◆ Exercise description
Reproduce the data that follows character for character, but omit its pictures.

Record excerpts below:

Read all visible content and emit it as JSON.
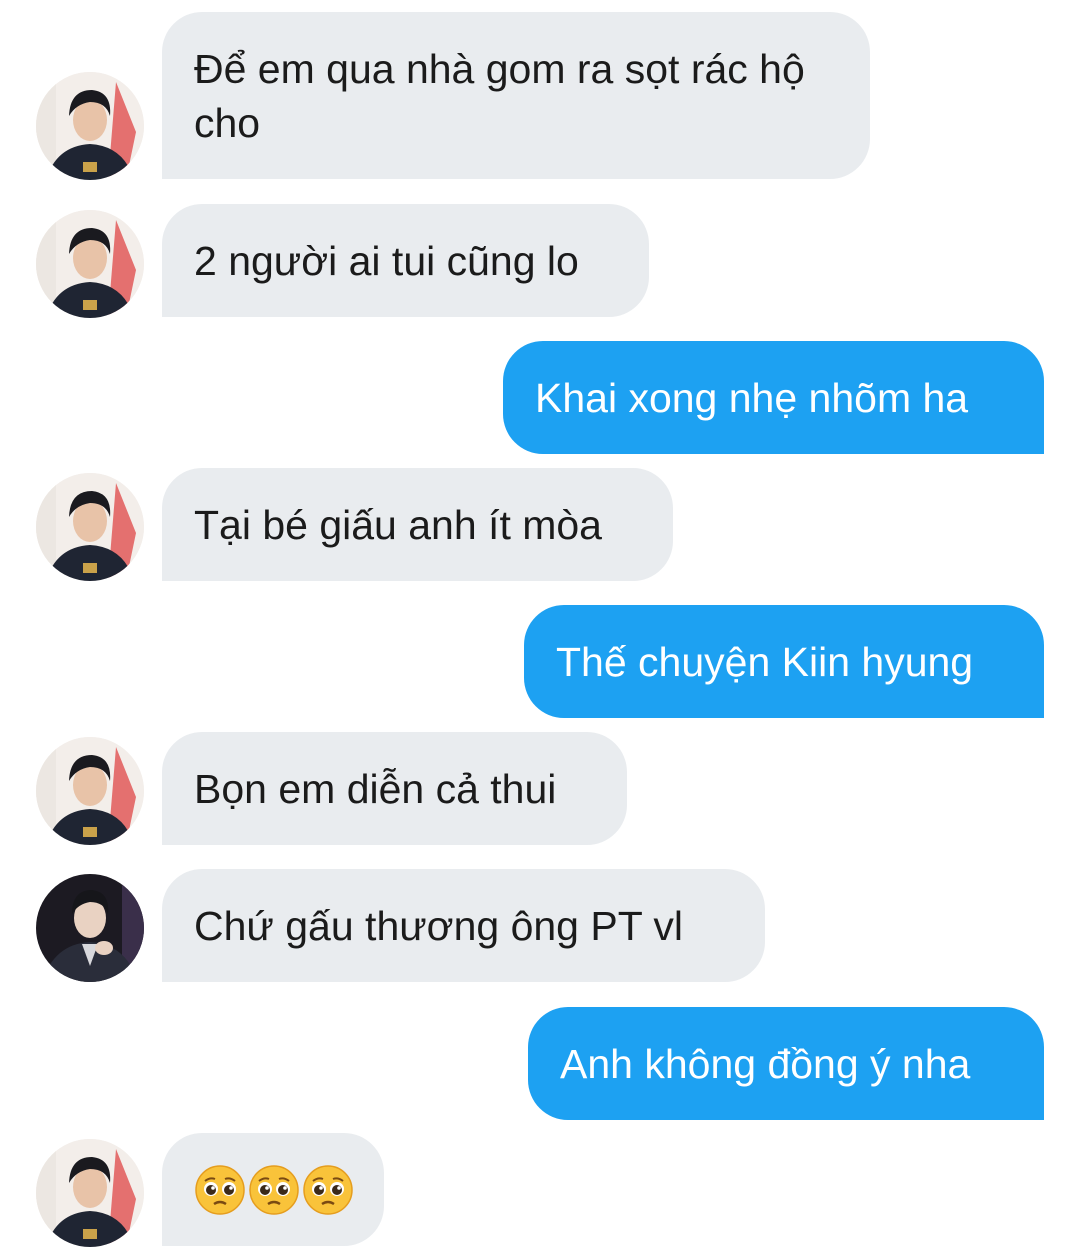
{
  "messages": [
    {
      "id": "m1",
      "direction": "incoming",
      "avatar": "avatar-boy-smiling",
      "text": "Để em qua nhà gom ra sọt rác hộ cho"
    },
    {
      "id": "m2",
      "direction": "incoming",
      "avatar": "avatar-boy-smiling",
      "text": "2 người ai tui cũng lo"
    },
    {
      "id": "m3",
      "direction": "outgoing",
      "text": "Khai xong nhẹ nhõm ha"
    },
    {
      "id": "m4",
      "direction": "incoming",
      "avatar": "avatar-boy-smiling",
      "text": "Tại bé giấu anh ít mòa"
    },
    {
      "id": "m5",
      "direction": "outgoing",
      "text": "Thế chuyện Kiin hyung"
    },
    {
      "id": "m6",
      "direction": "incoming",
      "avatar": "avatar-boy-smiling",
      "text": "Bọn em diễn cả thui"
    },
    {
      "id": "m7",
      "direction": "incoming",
      "avatar": "avatar-suit-man",
      "text": "Chứ gấu thương ông PT vl"
    },
    {
      "id": "m8",
      "direction": "outgoing",
      "text": "Anh không đồng ý nha"
    },
    {
      "id": "m9",
      "direction": "incoming",
      "avatar": "avatar-boy-smiling",
      "emoji": [
        "pleading-face",
        "pleading-face",
        "pleading-face"
      ]
    }
  ],
  "colors": {
    "incoming_bg": "#e9ecef",
    "outgoing_bg": "#1da1f2",
    "incoming_text": "#1b1b1b",
    "outgoing_text": "#ffffff"
  }
}
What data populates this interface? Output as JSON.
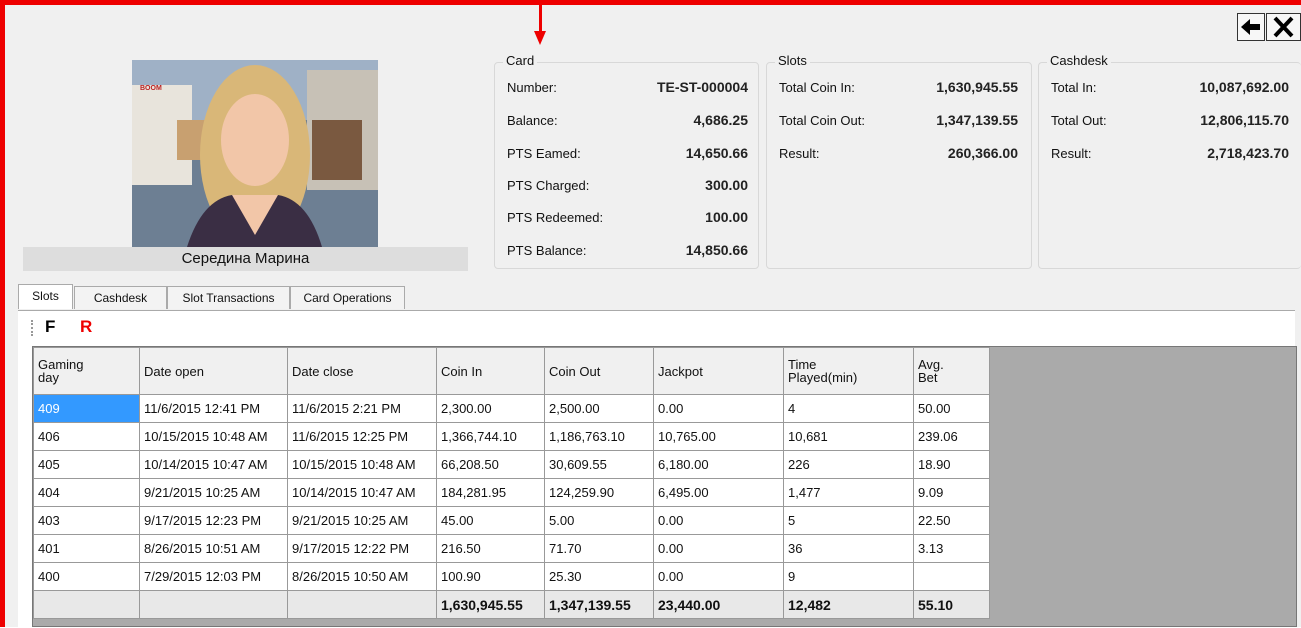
{
  "person": {
    "name": "Середина Марина",
    "photo_sign_text": "BOOM"
  },
  "card": {
    "title": "Card",
    "rows": [
      {
        "label": "Number:",
        "value": "TE-ST-000004"
      },
      {
        "label": "Balance:",
        "value": "4,686.25"
      },
      {
        "label": "PTS Eamed:",
        "value": "14,650.66"
      },
      {
        "label": "PTS Charged:",
        "value": "300.00"
      },
      {
        "label": "PTS Redeemed:",
        "value": "100.00"
      },
      {
        "label": "PTS Balance:",
        "value": "14,850.66"
      }
    ]
  },
  "slots": {
    "title": "Slots",
    "rows": [
      {
        "label": "Total Coin In:",
        "value": "1,630,945.55"
      },
      {
        "label": "Total Coin Out:",
        "value": "1,347,139.55"
      },
      {
        "label": "Result:",
        "value": "260,366.00"
      }
    ]
  },
  "cashdesk": {
    "title": "Cashdesk",
    "rows": [
      {
        "label": "Total In:",
        "value": "10,087,692.00"
      },
      {
        "label": "Total Out:",
        "value": "12,806,115.70"
      },
      {
        "label": "Result:",
        "value": "2,718,423.70"
      }
    ]
  },
  "tabs": [
    "Slots",
    "Cashdesk",
    "Slot Transactions",
    "Card Operations"
  ],
  "toolbar": {
    "f_label": "F",
    "r_label": "R"
  },
  "table": {
    "headers": [
      "Gaming\nday",
      "Date open",
      "Date close",
      "Coin In",
      "Coin Out",
      "Jackpot",
      "Time\nPlayed(min)",
      "Avg.\nBet"
    ],
    "rows": [
      [
        "409",
        "11/6/2015 12:41 PM",
        "11/6/2015 2:21 PM",
        "2,300.00",
        "2,500.00",
        "0.00",
        "4",
        "50.00"
      ],
      [
        "406",
        "10/15/2015 10:48 AM",
        "11/6/2015 12:25 PM",
        "1,366,744.10",
        "1,186,763.10",
        "10,765.00",
        "10,681",
        "239.06"
      ],
      [
        "405",
        "10/14/2015 10:47 AM",
        "10/15/2015 10:48 AM",
        "66,208.50",
        "30,609.55",
        "6,180.00",
        "226",
        "18.90"
      ],
      [
        "404",
        "9/21/2015 10:25 AM",
        "10/14/2015 10:47 AM",
        "184,281.95",
        "124,259.90",
        "6,495.00",
        "1,477",
        "9.09"
      ],
      [
        "403",
        "9/17/2015 12:23 PM",
        "9/21/2015 10:25 AM",
        "45.00",
        "5.00",
        "0.00",
        "5",
        "22.50"
      ],
      [
        "401",
        "8/26/2015 10:51 AM",
        "9/17/2015 12:22 PM",
        "216.50",
        "71.70",
        "0.00",
        "36",
        "3.13"
      ],
      [
        "400",
        "7/29/2015 12:03 PM",
        "8/26/2015 10:50 AM",
        "100.90",
        "25.30",
        "0.00",
        "9",
        ""
      ]
    ],
    "totals": [
      "",
      "",
      "",
      "1,630,945.55",
      "1,347,139.55",
      "23,440.00",
      "12,482",
      "55.10"
    ]
  },
  "colors": {
    "frame": "#e00000",
    "selection": "#3399ff",
    "r_accent": "#e00000"
  },
  "icons": {
    "back": "arrow-left-icon",
    "close": "close-icon",
    "marker": "arrow-down-icon"
  }
}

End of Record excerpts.

◆ Solution below
Read all visible content and emit it as JSON.
{
  "messages": [
    {
      "id": "m1",
      "direction": "incoming",
      "avatar": "avatar-boy-smiling",
      "text": "Để em qua nhà gom ra sọt rác hộ cho"
    },
    {
      "id": "m2",
      "direction": "incoming",
      "avatar": "avatar-boy-smiling",
      "text": "2 người ai tui cũng lo"
    },
    {
      "id": "m3",
      "direction": "outgoing",
      "text": "Khai xong nhẹ nhõm ha"
    },
    {
      "id": "m4",
      "direction": "incoming",
      "avatar": "avatar-boy-smiling",
      "text": "Tại bé giấu anh ít mòa"
    },
    {
      "id": "m5",
      "direction": "outgoing",
      "text": "Thế chuyện Kiin hyung"
    },
    {
      "id": "m6",
      "direction": "incoming",
      "avatar": "avatar-boy-smiling",
      "text": "Bọn em diễn cả thui"
    },
    {
      "id": "m7",
      "direction": "incoming",
      "avatar": "avatar-suit-man",
      "text": "Chứ gấu thương ông PT vl"
    },
    {
      "id": "m8",
      "direction": "outgoing",
      "text": "Anh không đồng ý nha"
    },
    {
      "id": "m9",
      "direction": "incoming",
      "avatar": "avatar-boy-smiling",
      "emoji": [
        "pleading-face",
        "pleading-face",
        "pleading-face"
      ]
    }
  ],
  "colors": {
    "incoming_bg": "#e9ecef",
    "outgoing_bg": "#1da1f2",
    "incoming_text": "#1b1b1b",
    "outgoing_text": "#ffffff"
  }
}
What data populates this interface? Output as JSON.
{
  "person": {
    "name": "Середина Марина",
    "photo_sign_text": "BOOM"
  },
  "card": {
    "title": "Card",
    "rows": [
      {
        "label": "Number:",
        "value": "TE-ST-000004"
      },
      {
        "label": "Balance:",
        "value": "4,686.25"
      },
      {
        "label": "PTS Eamed:",
        "value": "14,650.66"
      },
      {
        "label": "PTS Charged:",
        "value": "300.00"
      },
      {
        "label": "PTS Redeemed:",
        "value": "100.00"
      },
      {
        "label": "PTS Balance:",
        "value": "14,850.66"
      }
    ]
  },
  "slots": {
    "title": "Slots",
    "rows": [
      {
        "label": "Total Coin In:",
        "value": "1,630,945.55"
      },
      {
        "label": "Total Coin Out:",
        "value": "1,347,139.55"
      },
      {
        "label": "Result:",
        "value": "260,366.00"
      }
    ]
  },
  "cashdesk": {
    "title": "Cashdesk",
    "rows": [
      {
        "label": "Total In:",
        "value": "10,087,692.00"
      },
      {
        "label": "Total Out:",
        "value": "12,806,115.70"
      },
      {
        "label": "Result:",
        "value": "2,718,423.70"
      }
    ]
  },
  "tabs": [
    "Slots",
    "Cashdesk",
    "Slot Transactions",
    "Card Operations"
  ],
  "toolbar": {
    "f_label": "F",
    "r_label": "R"
  },
  "table": {
    "headers": [
      "Gaming\nday",
      "Date open",
      "Date close",
      "Coin In",
      "Coin Out",
      "Jackpot",
      "Time\nPlayed(min)",
      "Avg.\nBet"
    ],
    "rows": [
      [
        "409",
        "11/6/2015 12:41 PM",
        "11/6/2015 2:21 PM",
        "2,300.00",
        "2,500.00",
        "0.00",
        "4",
        "50.00"
      ],
      [
        "406",
        "10/15/2015 10:48 AM",
        "11/6/2015 12:25 PM",
        "1,366,744.10",
        "1,186,763.10",
        "10,765.00",
        "10,681",
        "239.06"
      ],
      [
        "405",
        "10/14/2015 10:47 AM",
        "10/15/2015 10:48 AM",
        "66,208.50",
        "30,609.55",
        "6,180.00",
        "226",
        "18.90"
      ],
      [
        "404",
        "9/21/2015 10:25 AM",
        "10/14/2015 10:47 AM",
        "184,281.95",
        "124,259.90",
        "6,495.00",
        "1,477",
        "9.09"
      ],
      [
        "403",
        "9/17/2015 12:23 PM",
        "9/21/2015 10:25 AM",
        "45.00",
        "5.00",
        "0.00",
        "5",
        "22.50"
      ],
      [
        "401",
        "8/26/2015 10:51 AM",
        "9/17/2015 12:22 PM",
        "216.50",
        "71.70",
        "0.00",
        "36",
        "3.13"
      ],
      [
        "400",
        "7/29/2015 12:03 PM",
        "8/26/2015 10:50 AM",
        "100.90",
        "25.30",
        "0.00",
        "9",
        ""
      ]
    ],
    "totals": [
      "",
      "",
      "",
      "1,630,945.55",
      "1,347,139.55",
      "23,440.00",
      "12,482",
      "55.10"
    ]
  },
  "colors": {
    "frame": "#e00000",
    "selection": "#3399ff",
    "r_accent": "#e00000"
  },
  "icons": {
    "back": "arrow-left-icon",
    "close": "close-icon",
    "marker": "arrow-down-icon"
  }
}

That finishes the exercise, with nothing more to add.